IF Screenings n°17 – Animation jeune public
Saturday, February 29th, 2020
60, rue des Écoles
In this programme, drawings, play dough, photography and fabrics are the main characters on the screen. A frolicking horse, snoozing bat, travelling pigeon or cheerful moustache come to life during the afternoon’s animation session. Both for animals and human beings alike, the question of living together is the central theme encountered by the protagonists.
This selection is curated by Turku Animated Film Festival and proposes the best of the best children’s animated movies coming from Finland from the past ten years.
Sara Wahl: Horsie (Polle)
How to survive as a horsie?
Samppa Kukkonen, Sara Wahl, Simo Koivunen: Night shift (Yövuoro)
A bat and a family of woodpeckers live in the same tree. Their different ways of life are a cause of friction. The bat’s napping is disturbed by the woodpecker’s drumming and the chicks crying for breakfast. At night the roles are reversed, when the bat stays up and the woodpeckers sleep. But life is full of positive surprises as well.
Maria Björklund: Planet Z – Surprise Egg (Planet Z – Yllätysmuna)
Tora, a tiger-like predator with two mouths, encounters an annoyingly optimistic creature called Pinki that seems to believe Tora is its mother.
Joni Männistö: Electric Soul
An electrifying view to a buzzing micropolis.
Kaisa Penttilä: Egg race (Munaralli)
A pair of pigeons look out for their newly laid egg as it careens through a crash-course culture race.
Anna Virtanen: Saturday (Lauantai)
Keep an eye on the pantyhose, it is Saturday!
JP Saari: Learning to Play (Soitto-oppilas)
A story of a boy, frustrated by his lack of musical talent with an ocarina, who suddenly hears a mysterious call from outside. He decides to explore the unknown wilderness beyond the borders of his familiar backyard.

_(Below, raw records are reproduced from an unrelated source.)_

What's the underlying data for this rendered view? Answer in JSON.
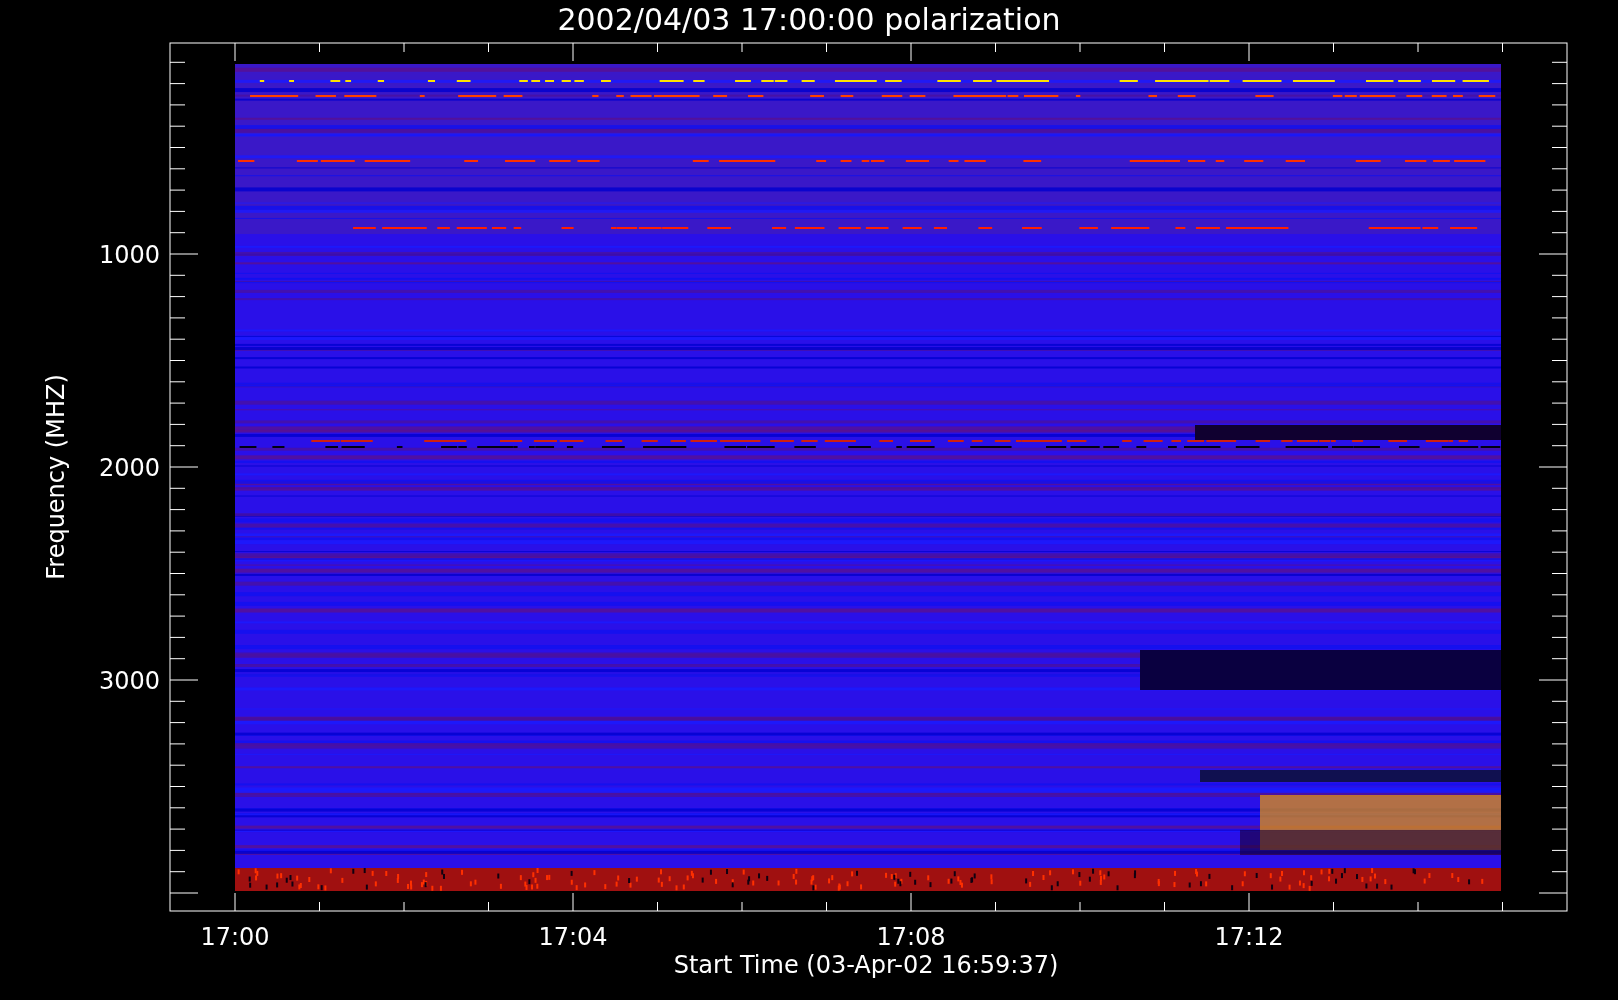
{
  "title": "2002/04/03 17:00:00 polarization",
  "y_axis": {
    "label": "Frequency (MHZ)",
    "ticks": [
      "1000",
      "2000",
      "3000"
    ]
  },
  "x_axis": {
    "label": "Start Time (03-Apr-02 16:59:37)",
    "ticks": [
      "17:00",
      "17:04",
      "17:08",
      "17:12"
    ]
  }
}
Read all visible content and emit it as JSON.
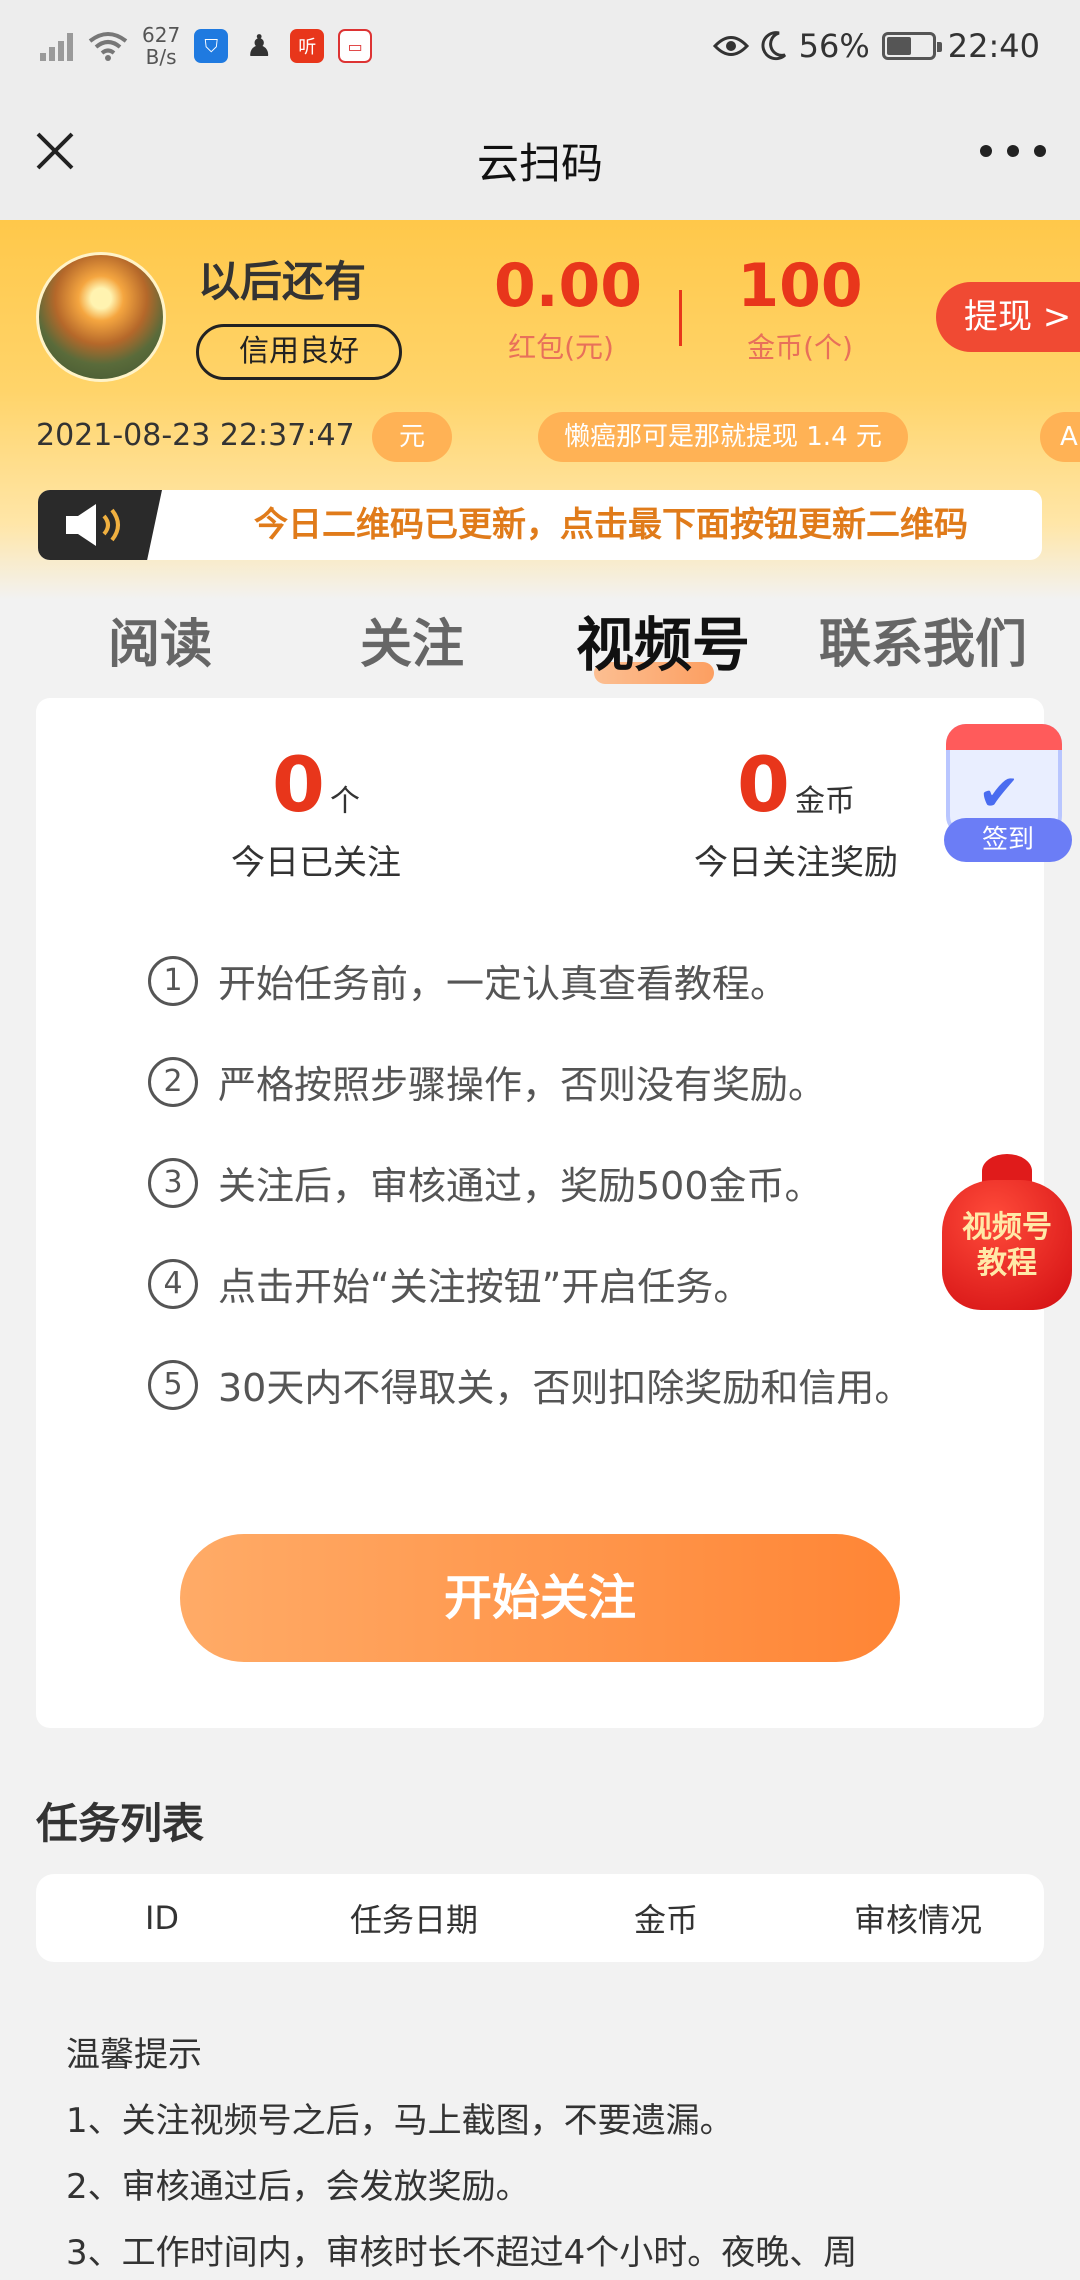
{
  "status_bar": {
    "net_speed_value": "627",
    "net_speed_unit": "B/s",
    "app_icon_ting": "听",
    "battery_percent": "56%",
    "battery_level": 0.56,
    "time": "22:40"
  },
  "title_bar": {
    "title": "云扫码"
  },
  "profile": {
    "name": "以后还有",
    "credit_badge": "信用良好",
    "red_packet_value": "0.00",
    "red_packet_label": "红包(元)",
    "coins_value": "100",
    "coins_label": "金币(个)",
    "withdraw_label": "提现 >"
  },
  "ticker": {
    "timestamp": "2021-08-23 22:37:47",
    "pill_left": "元",
    "pill_main": "懒癌那可是那就提现  1.4  元",
    "pill_right": "A"
  },
  "notice": {
    "text": "今日二维码已更新，点击最下面按钮更新二维码"
  },
  "tabs": [
    {
      "label": "阅读"
    },
    {
      "label": "关注"
    },
    {
      "label": "视频号"
    },
    {
      "label": "联系我们"
    }
  ],
  "stats": {
    "followed_value": "0",
    "followed_unit": "个",
    "followed_label": "今日已关注",
    "reward_value": "0",
    "reward_unit": "金币",
    "reward_label": "今日关注奖励"
  },
  "rules": [
    {
      "idx": "1",
      "text": "开始任务前，一定认真查看教程。"
    },
    {
      "idx": "2",
      "text": "严格按照步骤操作，否则没有奖励。"
    },
    {
      "idx": "3",
      "text": "关注后，审核通过，奖励500金币。"
    },
    {
      "idx": "4",
      "text": "点击开始“关注按钮”开启任务。"
    },
    {
      "idx": "5",
      "text": "30天内不得取关，否则扣除奖励和信用。"
    }
  ],
  "start_button": "开始关注",
  "sign_in_badge": "签到",
  "tutorial_bag": {
    "line1": "视频号",
    "line2": "教程"
  },
  "task_list": {
    "title": "任务列表",
    "columns": [
      "ID",
      "任务日期",
      "金币",
      "审核情况"
    ]
  },
  "tips": {
    "title": "温馨提示",
    "items": [
      "1、关注视频号之后，马上截图，不要遗漏。",
      "2、审核通过后，会发放奖励。",
      "3、工作时间内，审核时长不超过4个小时。夜晚、周"
    ]
  },
  "colors": {
    "accent_red": "#e8361b",
    "accent_orange": "#ff8535",
    "header_yellow": "#ffc84a"
  }
}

Emma Louhivuori: Her Head (Hänen päänsä)
A woman’s life is difficult because her head is a cat.
Anni Oja: Moustache (Viikset)
This town is not big enough for the two of them. Nor their moustaches.
Films without dialogue, 52’
Free entrance, within the limit of available seats. The screening is appropriate for children aged 6 and older.